### TRY IT
The records below are to be set down word for word, with every picture left out.

Entries from a dataset of interfaces:

---

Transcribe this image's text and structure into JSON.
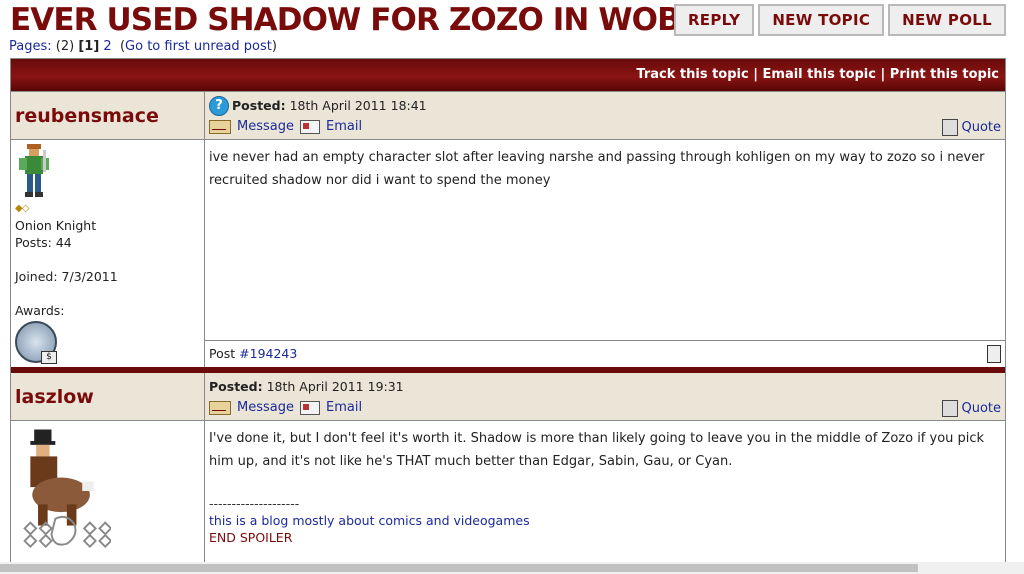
{
  "topic": {
    "title": "EVER USED SHADOW FOR ZOZO IN WOB?",
    "buttons": [
      "REPLY",
      "NEW TOPIC",
      "NEW POLL"
    ]
  },
  "pagination": {
    "pages_label": "Pages:",
    "count": "(2)",
    "current": "[1]",
    "next": "2",
    "first_unread": "Go to first unread post"
  },
  "topic_bar": {
    "track": "Track this topic",
    "email": "Email this topic",
    "print": "Print this topic"
  },
  "labels": {
    "posted": "Posted:",
    "message": "Message",
    "email": "Email",
    "quote": "Quote",
    "post_prefix": "Post"
  },
  "posts": [
    {
      "author": "reubensmace",
      "posted_date": "18th April 2011 18:41",
      "rank": "Onion Knight",
      "posts_count": "Posts: 44",
      "joined": "Joined: 7/3/2011",
      "awards_label": "Awards:",
      "body": "ive never had an empty character slot after leaving narshe and passing through kohligen on my way to zozo so i never recruited shadow nor did i want to spend the money",
      "post_id": "#194243"
    },
    {
      "author": "laszlow",
      "posted_date": "18th April 2011 19:31",
      "body": "I've done it, but I don't feel it's worth it. Shadow is more than likely going to leave you in the middle of Zozo if you pick him up, and it's not like he's THAT much better than Edgar, Sabin, Gau, or Cyan.",
      "sig_rule": "--------------------",
      "sig_link": "this is a blog mostly about comics and videogames",
      "spoiler_end": "END SPOILER"
    }
  ],
  "colors": {
    "brand": "#7a0b0b",
    "link": "#1a2a9a",
    "post_header_bg": "#ebe5d8"
  },
  "icons": [
    "question-mark-icon",
    "envelope-icon",
    "email-icon",
    "quote-icon",
    "back-to-top-icon"
  ]
}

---

### ANSWER SPACE
Transcribe this image's text and structure into JSON.
{
  "topic": {
    "title": "EVER USED SHADOW FOR ZOZO IN WOB?",
    "buttons": [
      "REPLY",
      "NEW TOPIC",
      "NEW POLL"
    ]
  },
  "pagination": {
    "pages_label": "Pages:",
    "count": "(2)",
    "current": "[1]",
    "next": "2",
    "first_unread": "Go to first unread post"
  },
  "topic_bar": {
    "track": "Track this topic",
    "email": "Email this topic",
    "print": "Print this topic"
  },
  "labels": {
    "posted": "Posted:",
    "message": "Message",
    "email": "Email",
    "quote": "Quote",
    "post_prefix": "Post"
  },
  "posts": [
    {
      "author": "reubensmace",
      "posted_date": "18th April 2011 18:41",
      "rank": "Onion Knight",
      "posts_count": "Posts: 44",
      "joined": "Joined: 7/3/2011",
      "awards_label": "Awards:",
      "body": "ive never had an empty character slot after leaving narshe and passing through kohligen on my way to zozo so i never recruited shadow nor did i want to spend the money",
      "post_id": "#194243"
    },
    {
      "author": "laszlow",
      "posted_date": "18th April 2011 19:31",
      "body": "I've done it, but I don't feel it's worth it. Shadow is more than likely going to leave you in the middle of Zozo if you pick him up, and it's not like he's THAT much better than Edgar, Sabin, Gau, or Cyan.",
      "sig_rule": "--------------------",
      "sig_link": "this is a blog mostly about comics and videogames",
      "spoiler_end": "END SPOILER"
    }
  ],
  "colors": {
    "brand": "#7a0b0b",
    "link": "#1a2a9a",
    "post_header_bg": "#ebe5d8"
  },
  "icons": [
    "question-mark-icon",
    "envelope-icon",
    "email-icon",
    "quote-icon",
    "back-to-top-icon"
  ]
}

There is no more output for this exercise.